Why is the B-3 such a funky instrument? I don't know, but I'm looking for answers. So if you have a pet theory, some historical facts, etc., please e-mail me and I will include it.
Tom Tuson of Hammond-Suzuki USA uploaded some GIFs of their promotional brochures to Compu$erve's MIDI forum. There's an XB-2, XC-3, and an A-205 Chapel Console with built-in speakers. And, the other ... Yes! Finally, THE BEAST IS BACK!!! I kid you not! In the words of Hammond-Suzuki: "The B-3 Is Back! Hammond proudly introduces the B-3 for the 90's! - a brand-new, innovative instrument worthy of its heritage. This all-new instrument faithfully duplicates the sound of its famous predecessor, plus new capabilities never before dreamed of!"
Looks a lot like the original. The legend is reincarnated:The Nov. '91 Keyboard issue has a comparison of B-3 wannabes (an article entitled "To B or Not To B"): the Korg CX-3, the Rhodes VK-1000, the VOCE DMI-64 MKII and Hammond-Suzuki's own XB-2 were compared to the B-3. The Rhodes and the XB-2 came close, but all paled in tests of Authenticity, Sound Quality, Balls, Leslie Simulation, Playability and Keyboard Feel.
Long live the B-3 ... er, the XB-3!
If you're looking for MIDI samples, Barbara Dennerlein recorded B-3 Sampling CD (Best Service 10) available for $99 at Keyboard stores. This 92 track, 73+ mns. disc has complete B-3 samples in halftone steps, with over 350 riffs & licks from jazz to techno.
Laurens Hammond invented his electric organ in the early 30's, and also patented 3-D movies and missile control systems. He was an engineer who did not play an instrument, and was jealous that the Leslie company built better speakers for his organs than his own. The Hammond "organ" was introduced at the Industrial Arts Exposition on April 15, 1935 by the Hammond Clock Co. of Chicago (now Hammond-Suzuki USA, Inc., Lombard, Ill., 708-620-6633).
The Hammond was marketed as an organ which could produce the pipe organ sound, but didn't weigh/cost as much as the church itself.

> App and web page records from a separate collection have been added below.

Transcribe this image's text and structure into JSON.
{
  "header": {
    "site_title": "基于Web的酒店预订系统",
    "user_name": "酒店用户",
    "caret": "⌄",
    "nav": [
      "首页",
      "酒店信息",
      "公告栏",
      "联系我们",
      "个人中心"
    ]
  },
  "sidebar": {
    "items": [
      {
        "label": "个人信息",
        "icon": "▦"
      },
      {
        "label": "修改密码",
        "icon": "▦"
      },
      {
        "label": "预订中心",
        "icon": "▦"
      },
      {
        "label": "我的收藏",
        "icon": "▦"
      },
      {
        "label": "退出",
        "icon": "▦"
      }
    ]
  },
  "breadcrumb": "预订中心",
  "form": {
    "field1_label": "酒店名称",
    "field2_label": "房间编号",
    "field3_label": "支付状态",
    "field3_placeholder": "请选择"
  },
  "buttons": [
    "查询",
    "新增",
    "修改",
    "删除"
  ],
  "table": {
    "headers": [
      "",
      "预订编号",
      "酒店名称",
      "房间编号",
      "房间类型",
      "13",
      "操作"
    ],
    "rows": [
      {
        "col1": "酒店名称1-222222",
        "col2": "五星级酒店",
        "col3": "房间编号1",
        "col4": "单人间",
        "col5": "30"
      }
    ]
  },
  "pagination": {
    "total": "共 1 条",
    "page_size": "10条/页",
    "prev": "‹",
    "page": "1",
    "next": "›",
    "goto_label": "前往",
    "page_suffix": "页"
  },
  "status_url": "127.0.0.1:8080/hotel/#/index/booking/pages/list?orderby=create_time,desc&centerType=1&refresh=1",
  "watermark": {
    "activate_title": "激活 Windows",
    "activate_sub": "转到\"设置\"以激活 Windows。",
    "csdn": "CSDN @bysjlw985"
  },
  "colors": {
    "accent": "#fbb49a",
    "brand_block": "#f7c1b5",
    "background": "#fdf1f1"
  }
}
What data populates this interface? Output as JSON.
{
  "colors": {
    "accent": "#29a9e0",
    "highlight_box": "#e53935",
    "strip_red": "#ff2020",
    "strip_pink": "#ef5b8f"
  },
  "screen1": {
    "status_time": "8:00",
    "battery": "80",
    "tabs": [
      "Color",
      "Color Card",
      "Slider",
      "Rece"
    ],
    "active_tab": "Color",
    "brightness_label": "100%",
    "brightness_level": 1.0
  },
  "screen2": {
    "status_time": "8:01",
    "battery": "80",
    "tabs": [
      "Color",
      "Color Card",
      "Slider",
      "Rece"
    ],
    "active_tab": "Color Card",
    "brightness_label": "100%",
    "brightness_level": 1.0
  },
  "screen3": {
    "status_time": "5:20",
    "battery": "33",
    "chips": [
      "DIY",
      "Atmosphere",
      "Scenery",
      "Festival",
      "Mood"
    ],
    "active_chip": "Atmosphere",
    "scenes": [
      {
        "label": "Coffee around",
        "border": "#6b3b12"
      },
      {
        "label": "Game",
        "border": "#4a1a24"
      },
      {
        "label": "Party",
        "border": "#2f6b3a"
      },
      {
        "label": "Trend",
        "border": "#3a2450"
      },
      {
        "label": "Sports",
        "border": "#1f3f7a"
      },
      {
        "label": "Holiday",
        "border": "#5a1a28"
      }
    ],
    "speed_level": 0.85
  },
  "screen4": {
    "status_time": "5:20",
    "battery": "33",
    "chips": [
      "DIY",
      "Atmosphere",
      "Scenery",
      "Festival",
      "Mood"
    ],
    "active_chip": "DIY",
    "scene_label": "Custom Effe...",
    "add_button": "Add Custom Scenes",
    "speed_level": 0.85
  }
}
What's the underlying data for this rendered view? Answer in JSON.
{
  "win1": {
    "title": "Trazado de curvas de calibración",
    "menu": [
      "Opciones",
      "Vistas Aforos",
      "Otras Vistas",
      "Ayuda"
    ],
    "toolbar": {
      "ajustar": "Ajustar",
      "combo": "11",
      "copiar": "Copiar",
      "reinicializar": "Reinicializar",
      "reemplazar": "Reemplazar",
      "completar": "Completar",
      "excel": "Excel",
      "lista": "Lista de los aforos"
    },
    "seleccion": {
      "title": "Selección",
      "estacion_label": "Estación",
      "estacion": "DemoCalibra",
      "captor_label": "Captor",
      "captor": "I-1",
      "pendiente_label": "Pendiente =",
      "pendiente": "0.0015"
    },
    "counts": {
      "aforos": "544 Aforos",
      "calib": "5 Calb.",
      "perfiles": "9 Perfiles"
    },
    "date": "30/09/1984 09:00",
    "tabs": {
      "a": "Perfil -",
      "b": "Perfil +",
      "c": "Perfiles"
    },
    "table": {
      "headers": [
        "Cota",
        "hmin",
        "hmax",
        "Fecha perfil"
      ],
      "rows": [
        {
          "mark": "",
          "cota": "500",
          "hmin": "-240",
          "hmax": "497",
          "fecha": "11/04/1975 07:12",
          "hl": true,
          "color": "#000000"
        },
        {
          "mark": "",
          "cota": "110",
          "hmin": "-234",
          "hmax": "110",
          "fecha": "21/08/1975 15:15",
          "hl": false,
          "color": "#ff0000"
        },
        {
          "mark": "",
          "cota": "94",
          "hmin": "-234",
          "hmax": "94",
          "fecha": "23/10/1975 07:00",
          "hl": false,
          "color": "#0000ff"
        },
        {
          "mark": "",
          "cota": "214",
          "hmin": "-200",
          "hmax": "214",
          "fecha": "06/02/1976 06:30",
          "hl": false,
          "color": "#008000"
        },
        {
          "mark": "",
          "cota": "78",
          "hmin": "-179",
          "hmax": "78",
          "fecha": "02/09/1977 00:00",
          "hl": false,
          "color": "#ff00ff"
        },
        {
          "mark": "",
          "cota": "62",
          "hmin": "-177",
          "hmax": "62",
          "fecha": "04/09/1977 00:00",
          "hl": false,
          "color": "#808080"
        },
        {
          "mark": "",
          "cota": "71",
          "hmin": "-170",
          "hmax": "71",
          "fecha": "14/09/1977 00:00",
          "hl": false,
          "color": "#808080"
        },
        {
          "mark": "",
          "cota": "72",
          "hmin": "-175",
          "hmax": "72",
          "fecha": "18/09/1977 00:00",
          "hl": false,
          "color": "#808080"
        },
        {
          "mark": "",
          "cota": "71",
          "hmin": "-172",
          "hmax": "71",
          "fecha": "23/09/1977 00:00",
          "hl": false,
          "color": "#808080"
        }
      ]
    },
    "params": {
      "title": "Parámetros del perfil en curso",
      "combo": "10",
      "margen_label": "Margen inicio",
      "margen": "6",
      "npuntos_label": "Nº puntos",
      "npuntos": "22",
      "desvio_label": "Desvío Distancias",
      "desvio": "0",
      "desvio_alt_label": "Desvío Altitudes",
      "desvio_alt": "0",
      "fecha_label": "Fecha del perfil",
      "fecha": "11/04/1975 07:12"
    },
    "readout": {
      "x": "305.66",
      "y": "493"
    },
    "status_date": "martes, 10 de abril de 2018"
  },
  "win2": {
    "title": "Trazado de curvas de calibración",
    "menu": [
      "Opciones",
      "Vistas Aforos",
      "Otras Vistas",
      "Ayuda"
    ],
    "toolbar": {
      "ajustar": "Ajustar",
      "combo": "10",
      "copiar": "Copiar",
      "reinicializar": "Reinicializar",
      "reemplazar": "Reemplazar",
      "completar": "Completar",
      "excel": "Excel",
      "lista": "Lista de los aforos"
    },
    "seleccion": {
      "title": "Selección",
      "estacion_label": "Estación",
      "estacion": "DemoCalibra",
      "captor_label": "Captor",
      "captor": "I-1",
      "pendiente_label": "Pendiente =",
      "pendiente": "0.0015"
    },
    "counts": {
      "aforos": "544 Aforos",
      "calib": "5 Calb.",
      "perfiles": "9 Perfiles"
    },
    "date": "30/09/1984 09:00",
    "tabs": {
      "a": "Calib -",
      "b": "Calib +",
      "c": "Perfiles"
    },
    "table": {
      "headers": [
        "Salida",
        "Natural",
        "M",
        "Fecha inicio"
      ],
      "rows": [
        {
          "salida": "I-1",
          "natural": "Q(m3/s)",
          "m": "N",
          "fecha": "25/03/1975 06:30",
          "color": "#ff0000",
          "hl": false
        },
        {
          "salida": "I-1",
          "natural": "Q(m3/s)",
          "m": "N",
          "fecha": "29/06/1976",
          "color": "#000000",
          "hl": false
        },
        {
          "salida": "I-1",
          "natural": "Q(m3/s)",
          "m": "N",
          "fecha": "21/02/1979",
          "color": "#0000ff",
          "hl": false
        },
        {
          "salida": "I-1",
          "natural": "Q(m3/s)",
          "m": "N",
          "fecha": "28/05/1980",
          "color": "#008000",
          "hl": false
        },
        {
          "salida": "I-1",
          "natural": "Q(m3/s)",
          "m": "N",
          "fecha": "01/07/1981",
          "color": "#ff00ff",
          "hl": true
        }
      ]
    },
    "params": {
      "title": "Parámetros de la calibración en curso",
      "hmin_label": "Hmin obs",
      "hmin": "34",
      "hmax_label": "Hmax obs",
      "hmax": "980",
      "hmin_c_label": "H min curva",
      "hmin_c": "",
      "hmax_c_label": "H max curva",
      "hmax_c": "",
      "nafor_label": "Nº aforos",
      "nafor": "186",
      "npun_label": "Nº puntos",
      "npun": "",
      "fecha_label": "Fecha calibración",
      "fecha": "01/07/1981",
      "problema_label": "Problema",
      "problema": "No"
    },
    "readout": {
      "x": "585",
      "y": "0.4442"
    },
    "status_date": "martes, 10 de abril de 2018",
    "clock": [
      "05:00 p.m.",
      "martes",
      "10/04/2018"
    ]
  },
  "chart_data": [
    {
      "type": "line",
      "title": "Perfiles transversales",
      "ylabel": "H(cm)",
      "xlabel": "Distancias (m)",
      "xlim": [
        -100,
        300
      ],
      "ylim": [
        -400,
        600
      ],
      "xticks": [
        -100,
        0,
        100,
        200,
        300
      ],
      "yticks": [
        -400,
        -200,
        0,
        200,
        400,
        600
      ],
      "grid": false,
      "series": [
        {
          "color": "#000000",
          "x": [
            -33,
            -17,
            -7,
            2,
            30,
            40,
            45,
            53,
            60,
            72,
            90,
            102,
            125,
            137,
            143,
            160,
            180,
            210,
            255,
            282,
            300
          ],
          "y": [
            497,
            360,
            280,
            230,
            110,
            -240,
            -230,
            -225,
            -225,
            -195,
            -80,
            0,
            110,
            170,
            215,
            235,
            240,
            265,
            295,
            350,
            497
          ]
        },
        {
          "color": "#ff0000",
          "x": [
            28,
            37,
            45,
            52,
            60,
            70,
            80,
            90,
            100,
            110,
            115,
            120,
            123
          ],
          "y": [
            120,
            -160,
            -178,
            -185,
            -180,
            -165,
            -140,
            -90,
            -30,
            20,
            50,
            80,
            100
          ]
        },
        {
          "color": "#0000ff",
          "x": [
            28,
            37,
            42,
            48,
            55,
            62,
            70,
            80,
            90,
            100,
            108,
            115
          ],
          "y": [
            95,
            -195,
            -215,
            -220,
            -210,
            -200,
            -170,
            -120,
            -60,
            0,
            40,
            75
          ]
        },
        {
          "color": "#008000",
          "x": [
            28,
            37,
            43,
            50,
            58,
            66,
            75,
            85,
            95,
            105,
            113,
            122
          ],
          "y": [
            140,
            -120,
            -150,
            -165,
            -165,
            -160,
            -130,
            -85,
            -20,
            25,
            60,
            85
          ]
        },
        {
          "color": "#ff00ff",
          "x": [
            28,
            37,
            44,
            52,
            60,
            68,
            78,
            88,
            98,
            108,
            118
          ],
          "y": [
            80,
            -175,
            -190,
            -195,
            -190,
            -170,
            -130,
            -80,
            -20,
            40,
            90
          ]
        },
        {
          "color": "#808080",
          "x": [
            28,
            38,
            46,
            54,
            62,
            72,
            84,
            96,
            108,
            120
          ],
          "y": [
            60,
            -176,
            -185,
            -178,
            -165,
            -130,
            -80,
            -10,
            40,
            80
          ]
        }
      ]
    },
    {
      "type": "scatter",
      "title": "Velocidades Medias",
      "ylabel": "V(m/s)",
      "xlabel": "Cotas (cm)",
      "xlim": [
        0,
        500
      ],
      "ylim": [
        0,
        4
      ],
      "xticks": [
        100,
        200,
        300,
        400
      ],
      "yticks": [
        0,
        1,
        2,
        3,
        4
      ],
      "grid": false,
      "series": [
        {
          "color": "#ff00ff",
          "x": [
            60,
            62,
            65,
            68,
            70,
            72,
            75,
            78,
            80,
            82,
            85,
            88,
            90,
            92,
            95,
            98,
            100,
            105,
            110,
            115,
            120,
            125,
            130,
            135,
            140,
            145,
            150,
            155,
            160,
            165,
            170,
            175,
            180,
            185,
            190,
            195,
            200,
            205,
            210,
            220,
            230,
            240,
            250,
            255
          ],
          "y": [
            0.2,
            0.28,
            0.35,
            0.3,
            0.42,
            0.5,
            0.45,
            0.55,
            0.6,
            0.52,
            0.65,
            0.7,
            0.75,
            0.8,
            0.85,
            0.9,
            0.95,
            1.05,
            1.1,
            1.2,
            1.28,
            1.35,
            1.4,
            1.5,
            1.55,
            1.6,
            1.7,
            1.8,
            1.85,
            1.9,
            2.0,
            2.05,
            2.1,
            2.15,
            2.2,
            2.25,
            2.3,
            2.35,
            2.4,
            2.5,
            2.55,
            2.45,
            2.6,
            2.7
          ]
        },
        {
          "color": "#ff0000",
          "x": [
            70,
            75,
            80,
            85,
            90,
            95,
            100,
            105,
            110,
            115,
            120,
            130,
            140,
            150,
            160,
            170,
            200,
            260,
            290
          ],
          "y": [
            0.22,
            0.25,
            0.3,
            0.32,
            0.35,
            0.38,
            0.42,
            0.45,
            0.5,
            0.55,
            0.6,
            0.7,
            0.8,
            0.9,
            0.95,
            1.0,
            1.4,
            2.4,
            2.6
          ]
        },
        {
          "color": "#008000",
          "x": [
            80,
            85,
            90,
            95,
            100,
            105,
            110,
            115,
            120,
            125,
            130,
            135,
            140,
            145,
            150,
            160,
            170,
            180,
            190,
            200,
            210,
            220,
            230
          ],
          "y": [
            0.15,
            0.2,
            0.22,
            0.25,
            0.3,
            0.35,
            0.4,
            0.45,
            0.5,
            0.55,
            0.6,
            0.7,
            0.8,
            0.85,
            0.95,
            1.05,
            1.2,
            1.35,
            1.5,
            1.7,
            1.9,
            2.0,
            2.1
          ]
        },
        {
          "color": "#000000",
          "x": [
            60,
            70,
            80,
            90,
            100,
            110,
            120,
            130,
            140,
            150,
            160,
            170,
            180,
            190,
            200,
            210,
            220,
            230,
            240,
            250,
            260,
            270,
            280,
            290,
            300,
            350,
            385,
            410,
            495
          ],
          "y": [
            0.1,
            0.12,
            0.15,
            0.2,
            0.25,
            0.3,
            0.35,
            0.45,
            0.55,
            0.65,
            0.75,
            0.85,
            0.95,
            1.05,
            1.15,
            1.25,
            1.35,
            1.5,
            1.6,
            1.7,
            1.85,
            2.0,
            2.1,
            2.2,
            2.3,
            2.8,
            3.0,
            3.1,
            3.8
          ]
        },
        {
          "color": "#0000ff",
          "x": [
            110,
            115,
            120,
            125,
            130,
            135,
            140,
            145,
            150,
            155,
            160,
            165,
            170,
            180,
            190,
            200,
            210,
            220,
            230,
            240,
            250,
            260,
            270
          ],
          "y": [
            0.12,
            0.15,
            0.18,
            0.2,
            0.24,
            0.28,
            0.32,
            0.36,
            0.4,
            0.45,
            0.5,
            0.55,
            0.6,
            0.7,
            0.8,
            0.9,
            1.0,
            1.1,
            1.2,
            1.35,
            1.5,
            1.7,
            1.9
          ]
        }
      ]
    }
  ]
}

It was relatively small in comparison to other organs (Wurlitzers). It was also a less expensive organ which made its way into inner city churches. This is where its use in hymns, spirituals and gospel influenced Jazz and Blues artists.
Other cheap uses for it were "accompanying music of radio dramas (especially soaps) and, yes, probably in some roller rinks. To a degree, these other uses are the ones that suffuse the reception of this music by most consumers: the organ's use in such "corny" places ..." (Milutis)
Hammond's aggressive marketing coincided with the final phase of the slow death of the pipe organ industry. The leaders of the industry convinced the FTC that Hammond's ads were partly responsible, and took the matter to the Senate, who never allowed a tone/wave analysis as evidence. Despite the fact that musicians and non-musicians alike couldn't tell the difference between a pipe organ and a Hammond in a blindfold test, they decided to forbid Hammond to advertise its organs as sounding like pipe organs, but allowed him to call his electric instrument ("electrotone") an organ regardless. The publicity of the hearings drove Hammond's sales, which more than offset the cost of defending the case.
A subject of debate among keyboard players is the notion that the Hammond was the first synthesizer. From what I gather, it was the first electronic keyboard instrument, but can't really be called a synthesizer by today's standards. A precursor to the synth seems to be the consensus on its status.
The B-3 was introduced in 1954, and discontinued in 1974. The Keyboard issue has articles on the B-3's construction, and what to look for when buying one. The Hammond List has put together a FAQ with a lot of info on Hammond organs and Leslie speakers culled from the experience of many people.
There is an indispensable compilation from Blue Note called So Blue So Funky: Heroes of the Hammond Vols. 1 & 2, available in the U.K. only. Vol.1 was released in the U.S. under the title Blue Funk. Check out Johnny Lytle's "Minor Soul" which has plenty, plenty soul (Jimmy Foster on organ: any info on this artist would be appreciated). Lytle is a vibes player, but always plays in an organ combo. Two of his albums were reissued on a 2on1 CD, The Loop/New & Groovy (BGP).
There are also a lot of rare grooves with great Hammond (& other organs) which can be found on compilations from the U.K. and from San Francisco's Luv N' Haight records.